(Records contained in a dataset)
************
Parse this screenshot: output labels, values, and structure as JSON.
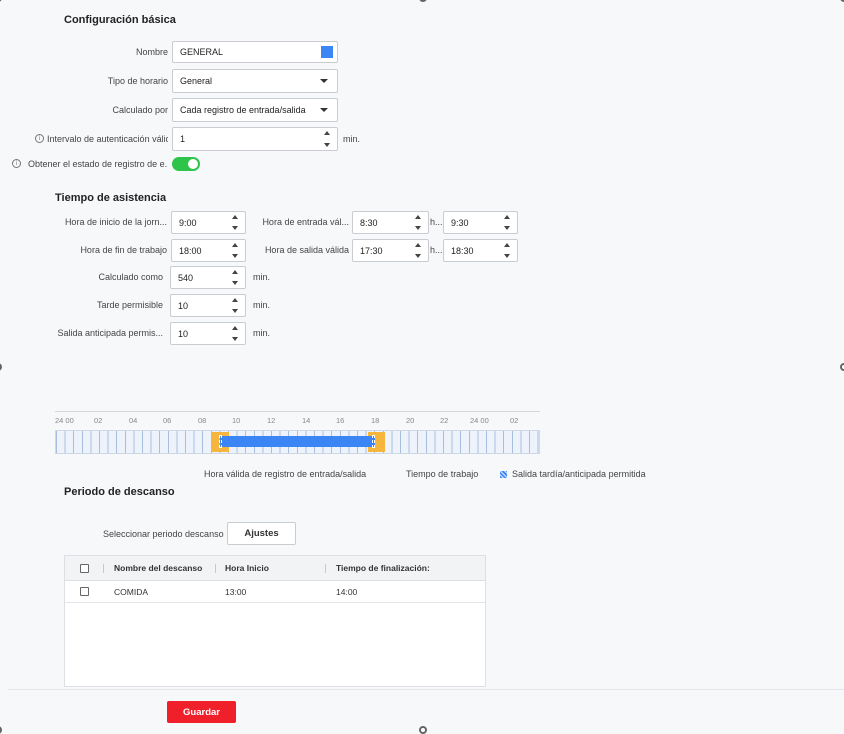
{
  "basic": {
    "title": "Configuración básica",
    "name_label": "Nombre",
    "name_value": "GENERAL",
    "name_color": "#3b86f4",
    "schedule_type_label": "Tipo de horario",
    "schedule_type_value": "General",
    "calculated_by_label": "Calculado por",
    "calculated_by_value": "Cada registro de entrada/salida",
    "auth_interval_label": "Intervalo de autenticación válido",
    "auth_interval_value": "1",
    "auth_interval_unit": "min.",
    "get_status_label": "Obtener el estado de registro de e..."
  },
  "attendance": {
    "title": "Tiempo de asistencia",
    "start_label": "Hora de inicio de la jorn...",
    "start_value": "9:00",
    "valid_in_label": "Hora de entrada vál...",
    "valid_in_from": "8:30",
    "valid_in_sep": "h...",
    "valid_in_to": "9:30",
    "end_label": "Hora de fin de trabajo",
    "end_value": "18:00",
    "valid_out_label": "Hora de salida válida",
    "valid_out_from": "17:30",
    "valid_out_sep": "h...",
    "valid_out_to": "18:30",
    "calc_as_label": "Calculado como",
    "calc_as_value": "540",
    "calc_as_unit": "min.",
    "late_label": "Tarde permisible",
    "late_value": "10",
    "late_unit": "min.",
    "early_label": "Salida anticipada permis...",
    "early_value": "10",
    "early_unit": "min."
  },
  "timeline": {
    "ticks": [
      "24 00",
      "02",
      "04",
      "06",
      "08",
      "10",
      "12",
      "14",
      "16",
      "18",
      "20",
      "22",
      "24 00",
      "02"
    ],
    "work_color": "#3b86f4",
    "valid_color": "#f6b63e",
    "legend_valid": "Hora válida de registro de entrada/salida",
    "legend_work": "Tiempo de trabajo",
    "legend_late": "Salida tardía/anticipada permitida"
  },
  "rest": {
    "title": "Periodo de descanso",
    "select_label": "Seleccionar periodo descanso",
    "settings_button": "Ajustes",
    "headers": {
      "name": "Nombre del descanso",
      "start": "Hora Inicio",
      "end": "Tiempo de finalización:"
    },
    "rows": [
      {
        "name": "COMIDA",
        "start": "13:00",
        "end": "14:00"
      }
    ]
  },
  "footer": {
    "save_button": "Guardar",
    "save_color": "#f0202b"
  }
}
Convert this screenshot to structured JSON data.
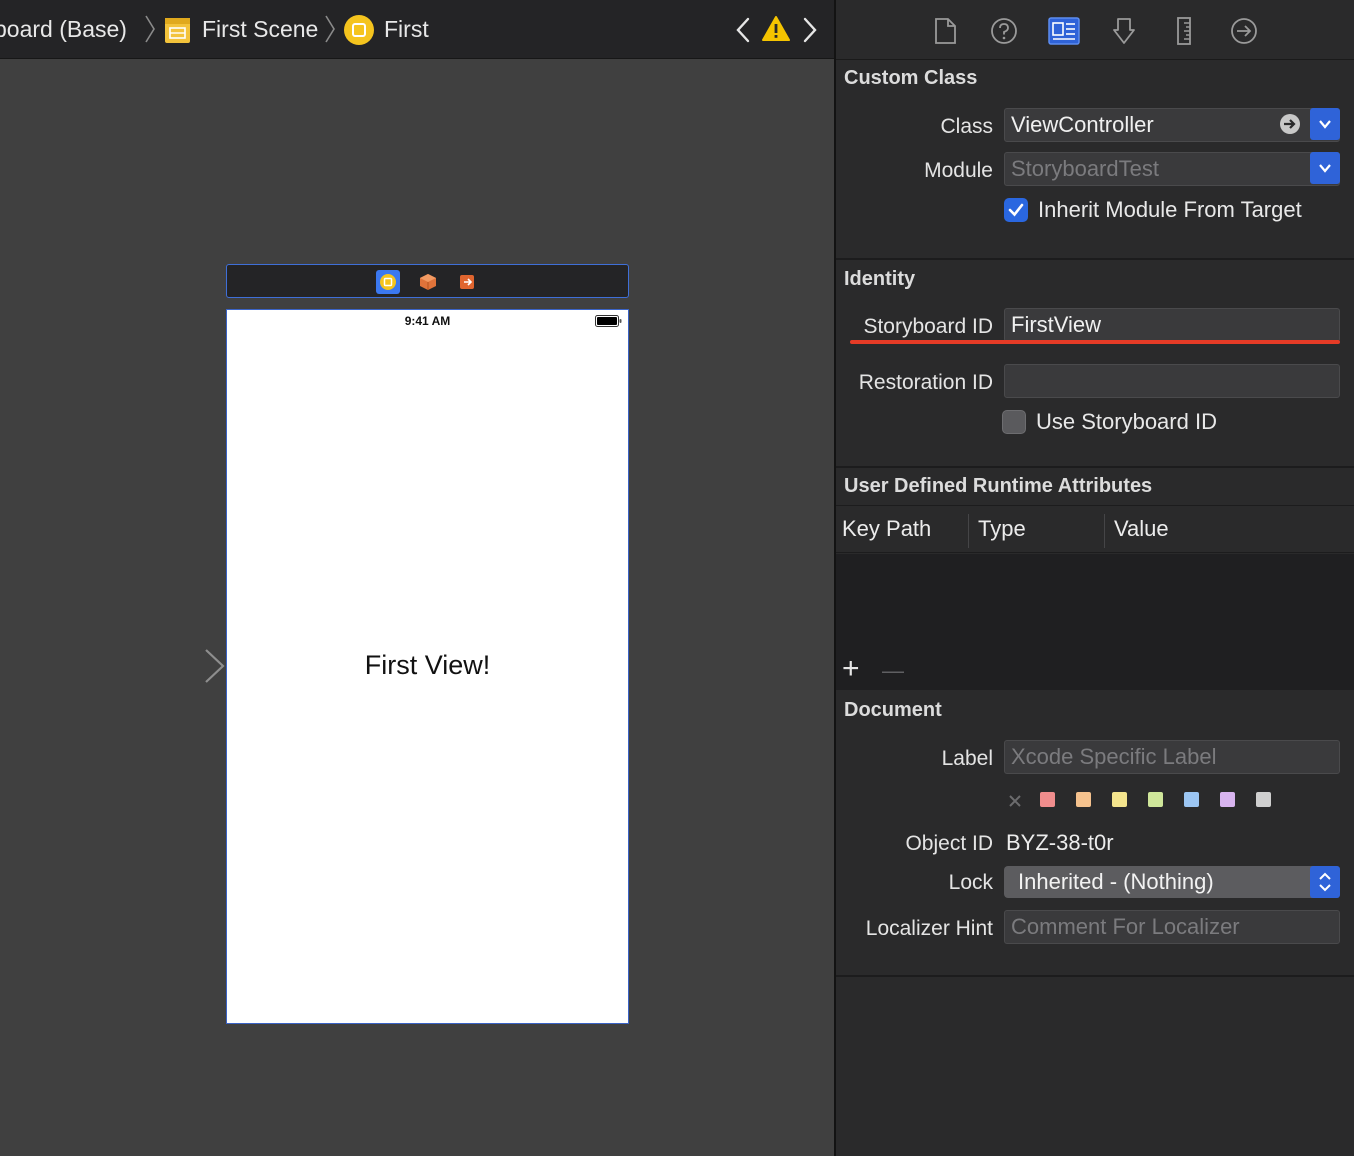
{
  "breadcrumb": {
    "storyboard": "board (Base)",
    "scene": "First Scene",
    "controller": "First"
  },
  "canvas": {
    "status_time": "9:41 AM",
    "view_label": "First View!"
  },
  "inspector": {
    "custom_class": {
      "title": "Custom Class",
      "class_label": "Class",
      "class_value": "ViewController",
      "module_label": "Module",
      "module_placeholder": "StoryboardTest",
      "inherit_label": "Inherit Module From Target",
      "inherit_checked": true
    },
    "identity": {
      "title": "Identity",
      "storyboard_id_label": "Storyboard ID",
      "storyboard_id_value": "FirstView",
      "restoration_id_label": "Restoration ID",
      "restoration_id_value": "",
      "use_storyboard_id_label": "Use Storyboard ID",
      "use_storyboard_id_checked": false
    },
    "runtime_attributes": {
      "title": "User Defined Runtime Attributes",
      "columns": [
        "Key Path",
        "Type",
        "Value"
      ],
      "add_symbol": "+",
      "remove_symbol": "—"
    },
    "document": {
      "title": "Document",
      "label_label": "Label",
      "label_placeholder": "Xcode Specific Label",
      "label_colors": [
        "#f08d8d",
        "#f5c28e",
        "#f4e48d",
        "#cfe69a",
        "#9cc6f3",
        "#d8b4ef",
        "#cfcfcf"
      ],
      "object_id_label": "Object ID",
      "object_id_value": "BYZ-38-t0r",
      "lock_label": "Lock",
      "lock_value": "Inherited - (Nothing)",
      "localizer_label": "Localizer Hint",
      "localizer_placeholder": "Comment For Localizer"
    }
  },
  "colors": {
    "accent": "#2f63d8",
    "highlight_underline": "#e53b26",
    "warning": "#f5c400"
  }
}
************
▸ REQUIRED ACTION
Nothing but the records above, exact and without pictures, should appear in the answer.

▸ TASK SOLUTION
Parse this screenshot: output labels, values, and structure as JSON.
{
  "basic": {
    "title": "Configuración básica",
    "name_label": "Nombre",
    "name_value": "GENERAL",
    "name_color": "#3b86f4",
    "schedule_type_label": "Tipo de horario",
    "schedule_type_value": "General",
    "calculated_by_label": "Calculado por",
    "calculated_by_value": "Cada registro de entrada/salida",
    "auth_interval_label": "Intervalo de autenticación válido",
    "auth_interval_value": "1",
    "auth_interval_unit": "min.",
    "get_status_label": "Obtener el estado de registro de e..."
  },
  "attendance": {
    "title": "Tiempo de asistencia",
    "start_label": "Hora de inicio de la jorn...",
    "start_value": "9:00",
    "valid_in_label": "Hora de entrada vál...",
    "valid_in_from": "8:30",
    "valid_in_sep": "h...",
    "valid_in_to": "9:30",
    "end_label": "Hora de fin de trabajo",
    "end_value": "18:00",
    "valid_out_label": "Hora de salida válida",
    "valid_out_from": "17:30",
    "valid_out_sep": "h...",
    "valid_out_to": "18:30",
    "calc_as_label": "Calculado como",
    "calc_as_value": "540",
    "calc_as_unit": "min.",
    "late_label": "Tarde permisible",
    "late_value": "10",
    "late_unit": "min.",
    "early_label": "Salida anticipada permis...",
    "early_value": "10",
    "early_unit": "min."
  },
  "timeline": {
    "ticks": [
      "24 00",
      "02",
      "04",
      "06",
      "08",
      "10",
      "12",
      "14",
      "16",
      "18",
      "20",
      "22",
      "24 00",
      "02"
    ],
    "work_color": "#3b86f4",
    "valid_color": "#f6b63e",
    "legend_valid": "Hora válida de registro de entrada/salida",
    "legend_work": "Tiempo de trabajo",
    "legend_late": "Salida tardía/anticipada permitida"
  },
  "rest": {
    "title": "Periodo de descanso",
    "select_label": "Seleccionar periodo descanso",
    "settings_button": "Ajustes",
    "headers": {
      "name": "Nombre del descanso",
      "start": "Hora Inicio",
      "end": "Tiempo de finalización:"
    },
    "rows": [
      {
        "name": "COMIDA",
        "start": "13:00",
        "end": "14:00"
      }
    ]
  },
  "footer": {
    "save_button": "Guardar",
    "save_color": "#f0202b"
  }
}
Convert this screenshot to structured JSON data.
{
  "breadcrumb": {
    "storyboard": "board (Base)",
    "scene": "First Scene",
    "controller": "First"
  },
  "canvas": {
    "status_time": "9:41 AM",
    "view_label": "First View!"
  },
  "inspector": {
    "custom_class": {
      "title": "Custom Class",
      "class_label": "Class",
      "class_value": "ViewController",
      "module_label": "Module",
      "module_placeholder": "StoryboardTest",
      "inherit_label": "Inherit Module From Target",
      "inherit_checked": true
    },
    "identity": {
      "title": "Identity",
      "storyboard_id_label": "Storyboard ID",
      "storyboard_id_value": "FirstView",
      "restoration_id_label": "Restoration ID",
      "restoration_id_value": "",
      "use_storyboard_id_label": "Use Storyboard ID",
      "use_storyboard_id_checked": false
    },
    "runtime_attributes": {
      "title": "User Defined Runtime Attributes",
      "columns": [
        "Key Path",
        "Type",
        "Value"
      ],
      "add_symbol": "+",
      "remove_symbol": "—"
    },
    "document": {
      "title": "Document",
      "label_label": "Label",
      "label_placeholder": "Xcode Specific Label",
      "label_colors": [
        "#f08d8d",
        "#f5c28e",
        "#f4e48d",
        "#cfe69a",
        "#9cc6f3",
        "#d8b4ef",
        "#cfcfcf"
      ],
      "object_id_label": "Object ID",
      "object_id_value": "BYZ-38-t0r",
      "lock_label": "Lock",
      "lock_value": "Inherited - (Nothing)",
      "localizer_label": "Localizer Hint",
      "localizer_placeholder": "Comment For Localizer"
    }
  },
  "colors": {
    "accent": "#2f63d8",
    "highlight_underline": "#e53b26",
    "warning": "#f5c400"
  }
}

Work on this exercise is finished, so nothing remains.